Merlin Press Archive

Reference: MS 5069Date: 1956-2004Extent: 7 boxes

The Merlin Press emerged as a result of fractures in the British Communist movement after the Soviet invasion of Hungary in 1956. The Press’ founder, Martin Eve, grew up surrounded by Socialist ideas and was keen to publish material that catered to the emerging New Left. The first book published by the company was Folksong-Plainsong by George Chambers, a founding member of the Communist Party.

After the publication of their first book, the Press began working on translations as a way to fill the gap between the first book and the second. The first translation they published was The Life of Henry Brulard in 1958, soon followed by de L’Amour in the same year. The Press also began publishing yearly volumes of drawings by BBC producer Hugh Barnett, which had a considerable effect on the company. Although they differed from the books the Press was used to printing, they gave them a foothold in bookshops, as well as providing a regular source of income. The first of these was released in 1960 titled Top Sacred and featuring monks in a variety of situations.

Across their history, they published works by a number of notable authors such as György [Georg] Lukács, Ernest Mandel, István Mészáros, Sheila Rowbotham, Hilary Wainwright and E P Thompson, a lifelong friend of Merlin Press founder Martin Eve.

One of the things they became best known for was the Socialist Register, a journal edited by Ralph Miliband and John Saville. First published by Merlin in 1964, it became a key forum for the Left, providing an annual survey of movements and ideas. The Socialist Register is still published annually today in the UK, USA and Canada.

In 1968, the Seafarer Books imprint of the Merlin Press emerged, beginning with the publication of In Grandma’s Wake by Frank Mulville. It went on to publish numerous sailing narratives including Martin Eve’s own An Old Gaffer’s Tale, an account of his and his family’s adventures on their boat Privateer. They also published ‘green’ books such as Lands Alive by Rene Dumont, a French environmentalist.

In 1998, the founder Martin Eve passed away and the company came under new ownership. Since 2000, it has been run by Anthony Zurbrugg and they continue to publish predominantly social & political titles to this day.

The Merlin Press archive contains draft copies, artwork files and reviews for a number of books including English Popular Art, Protest and Survival: Essays for EP Thompson and Capitalism. The collection also includes of certain titles, files on rejected books and accounts records. Correspondence in the collection comprises letters between Merlin Press and its authors and distributors, as well as the correspondence of Hungarian Marxist philosopher György [Georg] Lukács. There is also publicity material and catalogues, book lists and dustjackets. Some material relating to imprints Seafarer Books and Green Print is also included.

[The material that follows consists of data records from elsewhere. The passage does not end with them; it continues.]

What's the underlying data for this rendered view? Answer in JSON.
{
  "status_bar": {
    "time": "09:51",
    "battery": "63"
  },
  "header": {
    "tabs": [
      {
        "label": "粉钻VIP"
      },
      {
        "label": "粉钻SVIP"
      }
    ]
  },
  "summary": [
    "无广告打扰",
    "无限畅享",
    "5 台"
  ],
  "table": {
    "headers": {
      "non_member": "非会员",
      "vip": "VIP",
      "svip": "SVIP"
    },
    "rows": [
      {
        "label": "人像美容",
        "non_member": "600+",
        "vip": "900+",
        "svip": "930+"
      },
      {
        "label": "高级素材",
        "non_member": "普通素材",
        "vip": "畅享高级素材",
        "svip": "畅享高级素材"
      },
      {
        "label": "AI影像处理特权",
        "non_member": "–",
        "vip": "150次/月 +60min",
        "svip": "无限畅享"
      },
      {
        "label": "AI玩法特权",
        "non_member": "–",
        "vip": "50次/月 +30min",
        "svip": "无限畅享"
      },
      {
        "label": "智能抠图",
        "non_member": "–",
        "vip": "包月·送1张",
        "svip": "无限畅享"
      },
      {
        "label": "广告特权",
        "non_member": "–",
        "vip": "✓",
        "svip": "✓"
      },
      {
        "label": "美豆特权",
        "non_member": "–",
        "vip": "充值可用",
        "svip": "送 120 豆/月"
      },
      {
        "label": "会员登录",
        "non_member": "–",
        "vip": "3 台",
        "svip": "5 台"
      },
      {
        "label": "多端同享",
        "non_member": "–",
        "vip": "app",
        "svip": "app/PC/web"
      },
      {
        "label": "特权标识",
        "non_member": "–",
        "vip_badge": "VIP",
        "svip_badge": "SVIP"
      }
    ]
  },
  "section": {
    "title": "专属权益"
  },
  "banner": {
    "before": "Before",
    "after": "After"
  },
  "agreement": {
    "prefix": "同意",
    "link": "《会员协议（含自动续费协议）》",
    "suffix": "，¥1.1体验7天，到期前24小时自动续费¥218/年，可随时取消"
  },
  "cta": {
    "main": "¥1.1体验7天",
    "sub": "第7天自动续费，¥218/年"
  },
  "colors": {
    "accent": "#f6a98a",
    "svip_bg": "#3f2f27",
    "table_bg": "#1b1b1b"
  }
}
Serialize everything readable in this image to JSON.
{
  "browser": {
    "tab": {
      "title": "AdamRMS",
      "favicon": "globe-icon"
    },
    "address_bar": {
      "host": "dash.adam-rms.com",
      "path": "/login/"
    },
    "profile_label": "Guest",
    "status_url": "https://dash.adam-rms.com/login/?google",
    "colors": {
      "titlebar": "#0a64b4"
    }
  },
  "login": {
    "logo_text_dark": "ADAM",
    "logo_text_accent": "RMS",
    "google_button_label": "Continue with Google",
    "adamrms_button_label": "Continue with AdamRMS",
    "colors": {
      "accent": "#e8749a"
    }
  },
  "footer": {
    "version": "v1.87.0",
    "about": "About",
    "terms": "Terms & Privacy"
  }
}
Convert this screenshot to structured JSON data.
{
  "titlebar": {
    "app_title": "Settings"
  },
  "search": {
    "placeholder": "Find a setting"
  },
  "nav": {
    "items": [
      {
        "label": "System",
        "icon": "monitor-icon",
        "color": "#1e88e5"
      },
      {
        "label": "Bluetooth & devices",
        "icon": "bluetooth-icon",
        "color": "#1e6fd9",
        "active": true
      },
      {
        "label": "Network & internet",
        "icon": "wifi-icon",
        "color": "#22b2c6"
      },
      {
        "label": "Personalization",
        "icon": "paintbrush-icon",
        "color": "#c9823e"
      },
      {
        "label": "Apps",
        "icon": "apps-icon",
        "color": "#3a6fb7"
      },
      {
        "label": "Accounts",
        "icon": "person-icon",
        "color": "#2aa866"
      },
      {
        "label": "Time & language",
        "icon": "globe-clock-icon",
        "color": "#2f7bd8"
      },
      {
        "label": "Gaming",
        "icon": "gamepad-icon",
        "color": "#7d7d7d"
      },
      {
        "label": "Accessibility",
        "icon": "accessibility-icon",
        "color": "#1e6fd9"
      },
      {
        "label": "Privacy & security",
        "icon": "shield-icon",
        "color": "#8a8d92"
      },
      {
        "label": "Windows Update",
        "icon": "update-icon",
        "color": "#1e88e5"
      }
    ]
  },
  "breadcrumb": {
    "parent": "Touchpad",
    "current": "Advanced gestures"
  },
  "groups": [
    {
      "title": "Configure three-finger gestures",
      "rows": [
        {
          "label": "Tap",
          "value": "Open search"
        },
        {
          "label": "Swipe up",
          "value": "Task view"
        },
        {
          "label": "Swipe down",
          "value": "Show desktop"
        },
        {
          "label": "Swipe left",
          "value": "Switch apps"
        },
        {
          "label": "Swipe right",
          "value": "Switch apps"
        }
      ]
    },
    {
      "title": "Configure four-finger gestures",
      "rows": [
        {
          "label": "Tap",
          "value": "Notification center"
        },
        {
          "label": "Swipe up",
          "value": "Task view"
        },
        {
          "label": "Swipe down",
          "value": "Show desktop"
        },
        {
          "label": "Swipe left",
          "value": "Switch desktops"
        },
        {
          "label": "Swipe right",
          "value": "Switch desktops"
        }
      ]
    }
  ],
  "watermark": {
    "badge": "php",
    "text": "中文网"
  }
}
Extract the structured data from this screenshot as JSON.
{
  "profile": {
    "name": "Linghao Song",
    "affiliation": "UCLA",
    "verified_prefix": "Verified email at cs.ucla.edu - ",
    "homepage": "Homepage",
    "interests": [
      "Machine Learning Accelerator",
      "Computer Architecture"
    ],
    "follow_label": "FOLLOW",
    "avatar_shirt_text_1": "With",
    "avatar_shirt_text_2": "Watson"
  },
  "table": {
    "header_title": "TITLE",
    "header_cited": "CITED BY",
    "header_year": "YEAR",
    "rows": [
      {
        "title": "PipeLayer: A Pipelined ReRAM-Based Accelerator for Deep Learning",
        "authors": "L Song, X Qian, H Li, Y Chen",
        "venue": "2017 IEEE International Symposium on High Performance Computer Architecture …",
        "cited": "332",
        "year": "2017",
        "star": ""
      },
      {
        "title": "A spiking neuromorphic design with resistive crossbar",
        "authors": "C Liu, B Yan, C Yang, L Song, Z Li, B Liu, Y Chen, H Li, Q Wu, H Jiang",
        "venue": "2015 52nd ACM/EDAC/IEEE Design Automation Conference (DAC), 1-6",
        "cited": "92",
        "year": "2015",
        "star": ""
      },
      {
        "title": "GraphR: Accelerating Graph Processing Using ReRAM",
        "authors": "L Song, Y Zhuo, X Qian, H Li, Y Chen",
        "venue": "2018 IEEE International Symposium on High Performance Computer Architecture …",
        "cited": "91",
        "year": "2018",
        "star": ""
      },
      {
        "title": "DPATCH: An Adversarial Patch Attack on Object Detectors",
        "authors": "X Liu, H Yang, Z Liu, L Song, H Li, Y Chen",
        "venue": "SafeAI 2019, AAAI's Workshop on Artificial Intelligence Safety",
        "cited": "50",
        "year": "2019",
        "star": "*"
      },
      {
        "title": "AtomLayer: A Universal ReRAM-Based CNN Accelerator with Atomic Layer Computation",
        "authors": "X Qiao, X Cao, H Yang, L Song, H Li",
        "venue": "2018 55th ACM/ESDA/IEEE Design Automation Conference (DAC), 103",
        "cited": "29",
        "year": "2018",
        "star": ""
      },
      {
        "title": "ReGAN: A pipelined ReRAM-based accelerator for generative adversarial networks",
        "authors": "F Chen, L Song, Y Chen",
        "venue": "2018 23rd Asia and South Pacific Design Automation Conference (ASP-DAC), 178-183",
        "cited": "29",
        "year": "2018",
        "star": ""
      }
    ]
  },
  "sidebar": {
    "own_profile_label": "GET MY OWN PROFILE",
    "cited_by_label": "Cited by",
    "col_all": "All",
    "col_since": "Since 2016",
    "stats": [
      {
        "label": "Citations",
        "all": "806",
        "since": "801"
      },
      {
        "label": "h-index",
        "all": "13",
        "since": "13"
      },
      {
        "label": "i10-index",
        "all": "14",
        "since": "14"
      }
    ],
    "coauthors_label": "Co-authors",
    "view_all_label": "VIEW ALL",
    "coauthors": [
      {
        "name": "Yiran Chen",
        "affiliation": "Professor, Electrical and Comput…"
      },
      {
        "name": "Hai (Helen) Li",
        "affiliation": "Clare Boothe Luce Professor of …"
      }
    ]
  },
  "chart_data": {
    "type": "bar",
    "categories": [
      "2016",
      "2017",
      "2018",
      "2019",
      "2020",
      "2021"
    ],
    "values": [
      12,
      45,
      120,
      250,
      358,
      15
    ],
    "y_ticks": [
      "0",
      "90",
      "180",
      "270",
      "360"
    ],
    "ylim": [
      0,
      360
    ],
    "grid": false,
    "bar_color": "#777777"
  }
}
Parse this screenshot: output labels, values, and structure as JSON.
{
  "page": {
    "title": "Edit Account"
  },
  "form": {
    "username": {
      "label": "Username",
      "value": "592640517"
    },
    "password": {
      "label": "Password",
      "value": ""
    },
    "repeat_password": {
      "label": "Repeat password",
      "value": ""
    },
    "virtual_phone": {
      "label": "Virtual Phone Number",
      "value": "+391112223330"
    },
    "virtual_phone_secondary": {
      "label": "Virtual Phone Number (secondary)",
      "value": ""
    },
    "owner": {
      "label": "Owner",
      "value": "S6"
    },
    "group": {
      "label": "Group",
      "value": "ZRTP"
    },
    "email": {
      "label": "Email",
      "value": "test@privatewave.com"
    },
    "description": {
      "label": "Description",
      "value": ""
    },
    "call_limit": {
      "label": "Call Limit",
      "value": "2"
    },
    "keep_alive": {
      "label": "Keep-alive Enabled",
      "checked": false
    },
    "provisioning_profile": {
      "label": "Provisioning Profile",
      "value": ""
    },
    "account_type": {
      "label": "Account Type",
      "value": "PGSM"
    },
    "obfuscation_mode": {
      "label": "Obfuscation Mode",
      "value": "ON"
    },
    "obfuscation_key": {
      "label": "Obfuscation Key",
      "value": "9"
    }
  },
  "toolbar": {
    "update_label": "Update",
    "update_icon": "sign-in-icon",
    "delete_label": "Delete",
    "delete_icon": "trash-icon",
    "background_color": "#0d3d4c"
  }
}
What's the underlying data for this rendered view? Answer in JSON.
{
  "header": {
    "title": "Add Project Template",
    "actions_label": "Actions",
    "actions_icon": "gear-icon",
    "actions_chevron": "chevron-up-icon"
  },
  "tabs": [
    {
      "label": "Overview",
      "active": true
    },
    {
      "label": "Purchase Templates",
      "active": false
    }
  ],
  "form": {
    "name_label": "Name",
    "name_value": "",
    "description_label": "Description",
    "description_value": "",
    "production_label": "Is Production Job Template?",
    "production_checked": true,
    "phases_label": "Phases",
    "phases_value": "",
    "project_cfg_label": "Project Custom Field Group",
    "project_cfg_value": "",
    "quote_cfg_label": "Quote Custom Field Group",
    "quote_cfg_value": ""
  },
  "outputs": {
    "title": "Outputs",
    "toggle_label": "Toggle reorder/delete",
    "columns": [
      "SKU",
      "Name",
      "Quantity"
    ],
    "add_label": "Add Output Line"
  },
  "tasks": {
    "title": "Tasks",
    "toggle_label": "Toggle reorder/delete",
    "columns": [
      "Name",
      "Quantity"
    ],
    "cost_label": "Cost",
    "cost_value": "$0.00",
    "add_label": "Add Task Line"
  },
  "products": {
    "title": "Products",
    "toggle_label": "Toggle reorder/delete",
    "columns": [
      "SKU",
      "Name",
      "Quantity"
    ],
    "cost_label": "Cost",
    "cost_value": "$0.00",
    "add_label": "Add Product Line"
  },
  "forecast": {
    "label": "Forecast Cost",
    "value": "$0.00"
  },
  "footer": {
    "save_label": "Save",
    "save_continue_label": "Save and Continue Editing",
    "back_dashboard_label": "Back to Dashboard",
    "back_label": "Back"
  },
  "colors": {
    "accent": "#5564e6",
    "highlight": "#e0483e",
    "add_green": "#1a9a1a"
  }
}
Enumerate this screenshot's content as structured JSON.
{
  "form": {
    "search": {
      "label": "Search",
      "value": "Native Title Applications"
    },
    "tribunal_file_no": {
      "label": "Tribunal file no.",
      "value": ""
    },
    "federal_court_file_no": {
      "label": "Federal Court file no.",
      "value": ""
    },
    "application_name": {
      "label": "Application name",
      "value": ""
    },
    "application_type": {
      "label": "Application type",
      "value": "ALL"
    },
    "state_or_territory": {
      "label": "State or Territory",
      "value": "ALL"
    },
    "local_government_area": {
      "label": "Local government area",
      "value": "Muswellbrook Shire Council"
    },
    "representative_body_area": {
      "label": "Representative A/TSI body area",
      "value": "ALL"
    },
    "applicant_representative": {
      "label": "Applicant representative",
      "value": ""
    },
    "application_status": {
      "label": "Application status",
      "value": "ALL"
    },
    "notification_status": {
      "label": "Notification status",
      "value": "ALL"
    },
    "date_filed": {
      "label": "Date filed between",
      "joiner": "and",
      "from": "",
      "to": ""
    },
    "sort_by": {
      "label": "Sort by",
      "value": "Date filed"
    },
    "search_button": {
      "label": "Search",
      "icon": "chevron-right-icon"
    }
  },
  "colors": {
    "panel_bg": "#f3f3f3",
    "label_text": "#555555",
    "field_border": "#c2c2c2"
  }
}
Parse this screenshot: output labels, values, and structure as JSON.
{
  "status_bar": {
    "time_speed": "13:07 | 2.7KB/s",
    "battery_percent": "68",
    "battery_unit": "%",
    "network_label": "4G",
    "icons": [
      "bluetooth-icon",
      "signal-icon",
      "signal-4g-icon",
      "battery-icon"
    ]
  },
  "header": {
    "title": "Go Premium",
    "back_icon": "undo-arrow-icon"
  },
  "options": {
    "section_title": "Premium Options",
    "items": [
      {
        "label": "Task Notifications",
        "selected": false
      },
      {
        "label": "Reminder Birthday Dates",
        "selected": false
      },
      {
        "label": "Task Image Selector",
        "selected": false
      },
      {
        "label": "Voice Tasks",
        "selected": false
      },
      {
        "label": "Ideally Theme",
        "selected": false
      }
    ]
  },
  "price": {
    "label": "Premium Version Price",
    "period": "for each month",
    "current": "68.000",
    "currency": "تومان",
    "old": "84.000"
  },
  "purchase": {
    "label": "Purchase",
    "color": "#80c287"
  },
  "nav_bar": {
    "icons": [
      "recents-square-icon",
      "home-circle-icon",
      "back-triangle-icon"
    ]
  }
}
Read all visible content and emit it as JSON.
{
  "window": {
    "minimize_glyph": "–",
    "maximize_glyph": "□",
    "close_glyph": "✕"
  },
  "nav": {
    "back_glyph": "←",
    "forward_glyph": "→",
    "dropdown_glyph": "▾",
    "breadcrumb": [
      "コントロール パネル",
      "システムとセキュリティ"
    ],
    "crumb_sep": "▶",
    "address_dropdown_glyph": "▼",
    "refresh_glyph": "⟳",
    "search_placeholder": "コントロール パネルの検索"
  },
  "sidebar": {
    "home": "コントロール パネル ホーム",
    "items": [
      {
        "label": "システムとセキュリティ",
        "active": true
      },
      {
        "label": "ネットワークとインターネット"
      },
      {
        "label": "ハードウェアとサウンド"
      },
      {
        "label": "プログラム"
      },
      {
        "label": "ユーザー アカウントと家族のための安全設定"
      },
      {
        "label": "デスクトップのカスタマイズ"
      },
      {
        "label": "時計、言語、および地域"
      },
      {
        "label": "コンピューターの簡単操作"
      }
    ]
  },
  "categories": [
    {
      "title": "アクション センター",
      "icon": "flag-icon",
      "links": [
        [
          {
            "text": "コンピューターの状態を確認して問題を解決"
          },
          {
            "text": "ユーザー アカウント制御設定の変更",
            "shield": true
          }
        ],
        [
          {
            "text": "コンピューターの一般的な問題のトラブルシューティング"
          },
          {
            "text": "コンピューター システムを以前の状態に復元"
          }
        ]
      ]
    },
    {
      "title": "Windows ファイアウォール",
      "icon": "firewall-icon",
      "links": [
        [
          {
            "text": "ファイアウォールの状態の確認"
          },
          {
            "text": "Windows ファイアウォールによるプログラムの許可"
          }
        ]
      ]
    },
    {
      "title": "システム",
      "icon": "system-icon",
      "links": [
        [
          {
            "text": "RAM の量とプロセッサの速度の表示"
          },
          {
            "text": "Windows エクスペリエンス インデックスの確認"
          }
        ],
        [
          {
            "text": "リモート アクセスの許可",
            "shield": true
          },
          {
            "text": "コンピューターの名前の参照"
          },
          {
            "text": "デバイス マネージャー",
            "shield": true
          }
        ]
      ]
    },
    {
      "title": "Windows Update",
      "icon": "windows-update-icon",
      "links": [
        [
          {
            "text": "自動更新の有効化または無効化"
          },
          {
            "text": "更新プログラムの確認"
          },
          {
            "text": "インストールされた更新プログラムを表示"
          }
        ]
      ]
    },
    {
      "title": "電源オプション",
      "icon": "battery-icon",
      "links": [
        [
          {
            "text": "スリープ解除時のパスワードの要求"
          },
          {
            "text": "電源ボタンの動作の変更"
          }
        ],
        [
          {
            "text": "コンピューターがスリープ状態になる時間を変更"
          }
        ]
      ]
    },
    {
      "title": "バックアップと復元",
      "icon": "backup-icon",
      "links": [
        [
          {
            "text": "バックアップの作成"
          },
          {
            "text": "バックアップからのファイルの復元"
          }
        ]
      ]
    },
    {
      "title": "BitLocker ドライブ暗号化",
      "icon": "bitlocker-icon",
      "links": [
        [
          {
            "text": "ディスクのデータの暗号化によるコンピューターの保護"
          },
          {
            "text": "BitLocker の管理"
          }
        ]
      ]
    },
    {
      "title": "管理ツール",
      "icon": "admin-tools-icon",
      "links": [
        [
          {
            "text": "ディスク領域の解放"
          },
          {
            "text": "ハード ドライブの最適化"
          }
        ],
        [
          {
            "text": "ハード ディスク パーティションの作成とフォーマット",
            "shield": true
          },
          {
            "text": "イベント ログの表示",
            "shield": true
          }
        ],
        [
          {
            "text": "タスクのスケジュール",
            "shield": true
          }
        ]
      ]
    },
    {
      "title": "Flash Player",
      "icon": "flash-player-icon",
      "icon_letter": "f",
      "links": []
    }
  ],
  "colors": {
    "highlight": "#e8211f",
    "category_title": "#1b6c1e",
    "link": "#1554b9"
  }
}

Sources used to compile this information:

  • ‘Obituary: Martin Eve’, The Independent (1998)
  • ‘Martin Eve Obituary’, Bookseller (13 November 1998)
  • Kemsley, Walter (ed.), Martin Eve Remembered (Suffolk, 1999)
  • ‘About the Journal’, Socialist Register [website], (Accessed: 15th September 2022)

More Information

  • A full description is available on our online database
  • A handlist of the whole collection is available here
  • See also George Allen & Unwin Ltd. Archive for correspondence with Merlin Press regarding the sale of rights in paperback to Parliamentary Socialism by Ralph Miliband. (Reference: AUC 993/13)
  • See also Martin Eve Remembered, Kemsley, Walter (ed.), (Suffolk, 1999), Reference –070.5092-EVE/MAR